“The explosion in auto break-ins we’re experiencing is unacceptable, and we need to ensure our police and district attorneys have all the tools they need to address it,” said Senator Wiener. “When residents or visitors park their cars on the streets, they should have confidence that the car and its contents will be there when they return. Damaged cars and stolen property can significantly harm people, and shattered glass all over the ground undermines safe neighborhoods. This loophole in the Penal Code can lead to cases being dropped or charges reduced even when the evidence of burglary is clear. Our effort to close this loophole will make our neighborhoods safer.”
“Auto burglaries are down, but there are still ways we can and must improve in order to put this epidemic behind us,” said District Attorney George Gascón. “Closing a loophole that has allowed some suspects to escape consequences is one way government can improve its response to these crimes.”
San Francisco Supervisor Vallie Brown plans to introduce a resolution at the San Francisco Board of Supervisors in support of Senator Wiener’s legislation.
“Sadly, car break-ins are now endemic to California cities and we have to be smart when parking, but District 5 residents shouldn’t have to think twice anytime we consider parking along Alamo Square, no one should,” said Supervisor Vallie Brown, “We shouldn’t have to step over broken glass anytime we walk along the park.

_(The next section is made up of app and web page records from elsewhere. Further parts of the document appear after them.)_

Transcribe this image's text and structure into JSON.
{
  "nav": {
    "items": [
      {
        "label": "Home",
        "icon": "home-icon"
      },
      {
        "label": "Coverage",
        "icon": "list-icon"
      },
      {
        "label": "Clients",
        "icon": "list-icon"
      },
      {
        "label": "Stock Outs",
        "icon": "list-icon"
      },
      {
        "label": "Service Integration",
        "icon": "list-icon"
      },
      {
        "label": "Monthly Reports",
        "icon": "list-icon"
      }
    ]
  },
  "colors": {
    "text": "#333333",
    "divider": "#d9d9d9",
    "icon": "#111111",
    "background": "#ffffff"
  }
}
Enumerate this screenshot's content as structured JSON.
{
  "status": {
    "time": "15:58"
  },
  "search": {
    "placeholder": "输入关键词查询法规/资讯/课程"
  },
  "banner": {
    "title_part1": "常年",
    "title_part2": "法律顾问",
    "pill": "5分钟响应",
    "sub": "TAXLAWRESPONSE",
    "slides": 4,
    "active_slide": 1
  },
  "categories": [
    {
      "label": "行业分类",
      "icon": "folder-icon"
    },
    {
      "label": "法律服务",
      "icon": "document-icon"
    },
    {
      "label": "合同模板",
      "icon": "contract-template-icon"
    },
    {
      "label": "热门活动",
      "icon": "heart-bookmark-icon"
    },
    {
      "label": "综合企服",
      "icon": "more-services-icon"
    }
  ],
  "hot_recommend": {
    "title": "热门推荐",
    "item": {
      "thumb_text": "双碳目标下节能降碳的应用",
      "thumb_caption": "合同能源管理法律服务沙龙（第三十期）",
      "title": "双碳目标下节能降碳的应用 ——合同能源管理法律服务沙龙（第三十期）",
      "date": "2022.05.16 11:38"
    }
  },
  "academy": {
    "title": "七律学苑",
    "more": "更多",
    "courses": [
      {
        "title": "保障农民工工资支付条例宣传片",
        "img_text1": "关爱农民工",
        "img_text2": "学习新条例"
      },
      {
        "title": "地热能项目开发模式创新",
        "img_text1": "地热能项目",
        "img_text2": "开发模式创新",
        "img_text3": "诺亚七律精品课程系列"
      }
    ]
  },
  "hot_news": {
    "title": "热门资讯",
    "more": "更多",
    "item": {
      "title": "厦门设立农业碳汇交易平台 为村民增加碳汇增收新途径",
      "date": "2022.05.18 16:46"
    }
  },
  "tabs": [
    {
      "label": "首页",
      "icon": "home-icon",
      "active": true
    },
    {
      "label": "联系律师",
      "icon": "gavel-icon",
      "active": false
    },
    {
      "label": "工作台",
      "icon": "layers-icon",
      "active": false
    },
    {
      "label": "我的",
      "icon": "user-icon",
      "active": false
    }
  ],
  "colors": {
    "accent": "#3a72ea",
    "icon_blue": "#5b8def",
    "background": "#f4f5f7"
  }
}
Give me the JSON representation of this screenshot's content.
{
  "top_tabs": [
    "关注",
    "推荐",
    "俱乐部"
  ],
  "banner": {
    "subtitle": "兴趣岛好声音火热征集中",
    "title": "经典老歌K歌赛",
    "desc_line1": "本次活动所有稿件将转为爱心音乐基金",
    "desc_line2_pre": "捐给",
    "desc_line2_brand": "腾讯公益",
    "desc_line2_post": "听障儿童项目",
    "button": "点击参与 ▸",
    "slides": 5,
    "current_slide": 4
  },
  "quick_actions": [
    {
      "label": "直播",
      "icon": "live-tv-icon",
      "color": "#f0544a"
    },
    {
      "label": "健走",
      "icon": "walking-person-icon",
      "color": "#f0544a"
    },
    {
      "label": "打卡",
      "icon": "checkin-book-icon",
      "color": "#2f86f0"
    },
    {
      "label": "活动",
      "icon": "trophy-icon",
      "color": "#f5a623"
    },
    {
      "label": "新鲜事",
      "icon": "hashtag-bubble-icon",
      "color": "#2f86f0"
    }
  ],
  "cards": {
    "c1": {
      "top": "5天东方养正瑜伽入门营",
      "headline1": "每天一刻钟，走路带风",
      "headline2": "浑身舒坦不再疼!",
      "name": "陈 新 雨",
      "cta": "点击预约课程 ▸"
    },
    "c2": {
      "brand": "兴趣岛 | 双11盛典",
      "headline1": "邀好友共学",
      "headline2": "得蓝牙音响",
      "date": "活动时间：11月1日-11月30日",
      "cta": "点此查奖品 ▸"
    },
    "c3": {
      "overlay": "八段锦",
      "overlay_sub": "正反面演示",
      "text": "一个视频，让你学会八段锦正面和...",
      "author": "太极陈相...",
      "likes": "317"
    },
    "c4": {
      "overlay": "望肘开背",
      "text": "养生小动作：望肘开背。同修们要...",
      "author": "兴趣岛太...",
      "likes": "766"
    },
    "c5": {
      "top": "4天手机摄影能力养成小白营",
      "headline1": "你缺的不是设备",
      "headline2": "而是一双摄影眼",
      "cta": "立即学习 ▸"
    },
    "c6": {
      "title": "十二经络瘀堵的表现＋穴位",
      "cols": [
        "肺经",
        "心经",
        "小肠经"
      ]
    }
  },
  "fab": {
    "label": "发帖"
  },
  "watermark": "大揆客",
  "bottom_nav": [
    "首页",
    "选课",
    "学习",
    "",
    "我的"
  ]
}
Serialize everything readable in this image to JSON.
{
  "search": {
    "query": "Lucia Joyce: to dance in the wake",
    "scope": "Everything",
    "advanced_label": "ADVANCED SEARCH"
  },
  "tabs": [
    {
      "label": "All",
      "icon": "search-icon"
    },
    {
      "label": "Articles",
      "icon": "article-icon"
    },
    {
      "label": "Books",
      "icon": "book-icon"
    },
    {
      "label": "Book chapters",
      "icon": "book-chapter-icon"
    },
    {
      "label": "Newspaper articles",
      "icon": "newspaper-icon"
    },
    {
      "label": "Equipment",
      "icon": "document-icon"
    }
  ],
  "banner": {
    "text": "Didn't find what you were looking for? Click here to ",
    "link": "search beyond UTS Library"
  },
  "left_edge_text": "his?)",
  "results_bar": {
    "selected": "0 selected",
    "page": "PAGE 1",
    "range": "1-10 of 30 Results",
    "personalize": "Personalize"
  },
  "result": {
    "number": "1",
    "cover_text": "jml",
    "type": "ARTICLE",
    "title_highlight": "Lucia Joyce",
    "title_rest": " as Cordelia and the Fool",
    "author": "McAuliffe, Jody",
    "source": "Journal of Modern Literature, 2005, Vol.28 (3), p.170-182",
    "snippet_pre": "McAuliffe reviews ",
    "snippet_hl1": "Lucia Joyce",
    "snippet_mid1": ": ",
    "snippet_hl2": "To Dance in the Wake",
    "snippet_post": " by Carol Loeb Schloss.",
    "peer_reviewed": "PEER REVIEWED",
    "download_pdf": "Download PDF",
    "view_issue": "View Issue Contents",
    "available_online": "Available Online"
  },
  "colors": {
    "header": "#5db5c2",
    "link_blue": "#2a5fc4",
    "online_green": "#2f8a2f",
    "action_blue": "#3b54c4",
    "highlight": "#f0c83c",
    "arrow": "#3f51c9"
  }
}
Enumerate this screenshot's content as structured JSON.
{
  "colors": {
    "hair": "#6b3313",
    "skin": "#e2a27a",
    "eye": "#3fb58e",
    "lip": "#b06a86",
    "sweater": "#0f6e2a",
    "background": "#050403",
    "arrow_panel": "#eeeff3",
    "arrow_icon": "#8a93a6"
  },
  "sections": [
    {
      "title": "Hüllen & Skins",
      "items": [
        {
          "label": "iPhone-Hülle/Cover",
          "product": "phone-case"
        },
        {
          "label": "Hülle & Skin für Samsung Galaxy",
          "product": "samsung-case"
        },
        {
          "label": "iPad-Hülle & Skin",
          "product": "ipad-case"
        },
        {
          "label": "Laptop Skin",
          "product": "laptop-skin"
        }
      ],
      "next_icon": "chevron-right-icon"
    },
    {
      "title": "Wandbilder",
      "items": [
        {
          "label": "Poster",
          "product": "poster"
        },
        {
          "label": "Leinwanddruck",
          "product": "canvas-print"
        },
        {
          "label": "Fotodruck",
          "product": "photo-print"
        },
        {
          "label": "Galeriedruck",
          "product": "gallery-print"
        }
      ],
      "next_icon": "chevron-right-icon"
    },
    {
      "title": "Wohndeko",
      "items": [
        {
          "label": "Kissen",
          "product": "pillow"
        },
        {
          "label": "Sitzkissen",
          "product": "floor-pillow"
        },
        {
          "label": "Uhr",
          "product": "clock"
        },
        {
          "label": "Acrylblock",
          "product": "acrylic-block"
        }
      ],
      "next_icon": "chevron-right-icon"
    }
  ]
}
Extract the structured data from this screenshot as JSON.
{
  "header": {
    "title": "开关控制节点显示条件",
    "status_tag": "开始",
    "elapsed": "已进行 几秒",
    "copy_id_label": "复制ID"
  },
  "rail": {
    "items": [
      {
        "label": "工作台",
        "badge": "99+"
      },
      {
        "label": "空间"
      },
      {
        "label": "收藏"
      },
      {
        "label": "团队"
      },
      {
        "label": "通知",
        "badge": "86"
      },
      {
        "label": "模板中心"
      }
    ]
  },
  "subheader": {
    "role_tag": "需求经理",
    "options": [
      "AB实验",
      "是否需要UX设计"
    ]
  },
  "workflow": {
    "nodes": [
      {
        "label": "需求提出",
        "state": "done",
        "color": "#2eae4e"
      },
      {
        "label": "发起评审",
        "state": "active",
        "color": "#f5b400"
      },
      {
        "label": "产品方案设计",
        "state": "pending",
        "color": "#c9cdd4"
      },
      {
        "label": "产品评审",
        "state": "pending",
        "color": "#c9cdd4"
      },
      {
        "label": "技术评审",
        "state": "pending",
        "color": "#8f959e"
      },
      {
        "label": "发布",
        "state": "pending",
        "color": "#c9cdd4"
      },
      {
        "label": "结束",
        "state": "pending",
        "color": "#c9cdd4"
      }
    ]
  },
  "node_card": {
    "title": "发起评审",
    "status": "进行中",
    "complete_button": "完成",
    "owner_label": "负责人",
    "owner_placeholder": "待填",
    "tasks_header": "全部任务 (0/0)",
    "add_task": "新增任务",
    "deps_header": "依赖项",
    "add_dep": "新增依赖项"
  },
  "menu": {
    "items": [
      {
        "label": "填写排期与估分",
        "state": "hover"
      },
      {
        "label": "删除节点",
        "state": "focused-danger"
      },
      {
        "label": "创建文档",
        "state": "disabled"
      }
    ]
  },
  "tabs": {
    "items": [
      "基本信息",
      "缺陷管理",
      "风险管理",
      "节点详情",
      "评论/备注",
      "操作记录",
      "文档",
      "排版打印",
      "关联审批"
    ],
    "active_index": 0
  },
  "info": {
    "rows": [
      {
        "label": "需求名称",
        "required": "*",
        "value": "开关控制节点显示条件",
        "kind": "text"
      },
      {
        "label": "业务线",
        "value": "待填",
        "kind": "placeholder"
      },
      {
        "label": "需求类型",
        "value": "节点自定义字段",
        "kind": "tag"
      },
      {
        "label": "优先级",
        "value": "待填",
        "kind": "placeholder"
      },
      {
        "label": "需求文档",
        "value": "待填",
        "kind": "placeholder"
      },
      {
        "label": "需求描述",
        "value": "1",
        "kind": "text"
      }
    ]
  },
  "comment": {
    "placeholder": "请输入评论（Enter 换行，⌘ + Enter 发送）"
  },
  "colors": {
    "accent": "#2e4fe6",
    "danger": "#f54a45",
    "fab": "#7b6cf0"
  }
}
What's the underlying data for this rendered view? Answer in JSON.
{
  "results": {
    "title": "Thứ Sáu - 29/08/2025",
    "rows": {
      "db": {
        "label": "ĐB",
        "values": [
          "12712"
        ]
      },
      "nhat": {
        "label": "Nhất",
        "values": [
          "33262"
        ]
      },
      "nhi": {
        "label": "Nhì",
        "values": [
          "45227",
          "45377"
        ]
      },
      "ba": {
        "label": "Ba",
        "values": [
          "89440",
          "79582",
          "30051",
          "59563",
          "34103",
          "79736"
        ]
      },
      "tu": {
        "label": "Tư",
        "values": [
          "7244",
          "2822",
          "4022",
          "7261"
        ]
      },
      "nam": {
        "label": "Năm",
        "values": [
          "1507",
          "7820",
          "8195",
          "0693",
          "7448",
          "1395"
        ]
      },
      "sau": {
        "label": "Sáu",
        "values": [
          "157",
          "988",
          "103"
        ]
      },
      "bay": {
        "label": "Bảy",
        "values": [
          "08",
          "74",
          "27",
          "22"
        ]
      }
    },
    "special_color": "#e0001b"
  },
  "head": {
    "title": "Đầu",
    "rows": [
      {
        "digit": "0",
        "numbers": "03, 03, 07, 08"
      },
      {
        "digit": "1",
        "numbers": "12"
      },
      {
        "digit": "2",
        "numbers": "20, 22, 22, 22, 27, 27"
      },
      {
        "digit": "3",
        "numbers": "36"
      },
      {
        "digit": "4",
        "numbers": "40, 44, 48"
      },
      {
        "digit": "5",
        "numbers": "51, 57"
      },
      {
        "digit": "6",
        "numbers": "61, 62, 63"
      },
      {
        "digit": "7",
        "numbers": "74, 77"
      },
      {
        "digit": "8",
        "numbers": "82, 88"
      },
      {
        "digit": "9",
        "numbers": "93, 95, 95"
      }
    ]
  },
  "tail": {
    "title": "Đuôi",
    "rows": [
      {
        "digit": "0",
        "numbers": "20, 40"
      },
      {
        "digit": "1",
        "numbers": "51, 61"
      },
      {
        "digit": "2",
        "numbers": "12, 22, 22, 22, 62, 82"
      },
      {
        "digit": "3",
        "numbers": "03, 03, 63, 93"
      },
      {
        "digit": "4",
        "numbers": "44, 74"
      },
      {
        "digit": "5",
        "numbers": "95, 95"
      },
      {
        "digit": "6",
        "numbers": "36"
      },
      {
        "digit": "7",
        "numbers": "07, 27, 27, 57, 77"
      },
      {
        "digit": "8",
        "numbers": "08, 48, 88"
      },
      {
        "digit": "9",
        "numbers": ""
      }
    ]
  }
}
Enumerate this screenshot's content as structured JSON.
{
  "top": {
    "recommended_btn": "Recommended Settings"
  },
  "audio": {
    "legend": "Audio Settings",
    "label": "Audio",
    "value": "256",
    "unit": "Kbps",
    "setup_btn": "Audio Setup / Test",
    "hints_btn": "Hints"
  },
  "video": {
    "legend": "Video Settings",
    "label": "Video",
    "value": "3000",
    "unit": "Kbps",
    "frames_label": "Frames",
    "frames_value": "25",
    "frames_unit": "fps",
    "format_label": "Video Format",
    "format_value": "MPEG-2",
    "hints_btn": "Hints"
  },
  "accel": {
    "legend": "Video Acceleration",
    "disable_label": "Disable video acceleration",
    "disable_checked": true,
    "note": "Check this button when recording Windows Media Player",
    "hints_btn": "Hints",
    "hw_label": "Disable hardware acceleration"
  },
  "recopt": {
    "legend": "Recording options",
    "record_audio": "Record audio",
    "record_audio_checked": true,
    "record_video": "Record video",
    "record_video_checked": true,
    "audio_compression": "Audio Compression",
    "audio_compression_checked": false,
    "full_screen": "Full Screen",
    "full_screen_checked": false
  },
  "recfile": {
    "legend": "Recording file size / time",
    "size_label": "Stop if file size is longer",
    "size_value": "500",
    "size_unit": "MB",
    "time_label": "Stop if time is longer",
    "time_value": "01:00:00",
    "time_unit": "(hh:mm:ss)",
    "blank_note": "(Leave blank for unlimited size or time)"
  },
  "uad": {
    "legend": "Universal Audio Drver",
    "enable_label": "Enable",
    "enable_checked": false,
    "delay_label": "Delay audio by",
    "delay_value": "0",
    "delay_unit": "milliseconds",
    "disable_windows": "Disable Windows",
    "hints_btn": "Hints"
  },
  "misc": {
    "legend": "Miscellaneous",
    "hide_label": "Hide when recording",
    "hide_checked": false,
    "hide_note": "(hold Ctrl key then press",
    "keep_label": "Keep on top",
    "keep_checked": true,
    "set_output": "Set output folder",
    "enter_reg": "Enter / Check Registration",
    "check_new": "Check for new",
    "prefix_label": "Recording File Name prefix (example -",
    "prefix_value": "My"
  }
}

Broken glass ought to be enough to prove forced entry—that’s just common sense.”
“The San Francisco Police Department has reduced vehicle break-ins citywide by 16 percent this year and has made 31 percent more arrests and citations than 2017,” said San Francisco Police Chief William Scott. “Still, we know we have much more work ahead. The key to continued progress is collaboration with our law enforcement partners, neighborhood groups and our small businesses, coupled with smart policy. The legislation Senator Wiener is proposing will be a very useful tool to help us reduce vehicle burglaries by making it easier to successfully prosecute these crimes.”
Under current law, to secure a conviction when an auto burglar is arrested, one of the elements prosecutors must prove beyond a reasonable doubt is that the vehicle was locked. Unfortunately, the fact that a victim’s window is broken does not, by itself, establish that the vehicle was locked.
Burglars can simply unlock the car doors after breaking the window and create contradictory evidence about whether the vehicle was locked. In addition, because victims are often asked to testify that their vehicle was locked and because a disproportionate number of victims are tourists driving rental cars, the prosecution is at times unable to secure the victim’s testimony (since they live elsewhere) about the door being locked.
Common circumstances where it can be difficult to prove the locked component include:
If an offender broke a window and entered the vehicle to complete a theft and then proceeded to leave the vehicle door open or unlocked.
If an offender broke a window and the victim returns to their vehicle and opens the door before police take a report and establish that the vehicle was locked.
If an offender broke a window and the victim forgets whether they locked their door(s).
If an offender broke a window and the victim is unavailable to testify that their door(s) were locked.
Given the locked-door requirement, a number of auto burglary cases with clear evidence that the defendant broke the car’s window are nevertheless dismissed.
This bill will add “or when forced entry is used” to the locked-door requirement of the auto burglary statute. This means that prosecutors can prove an auto burglary occurred by either showing that the car was locked or, alternatively, that a window was broken.
The legislation will be officially introduced on December 3rd when the Legislature begins the 2019-2020 legislative session.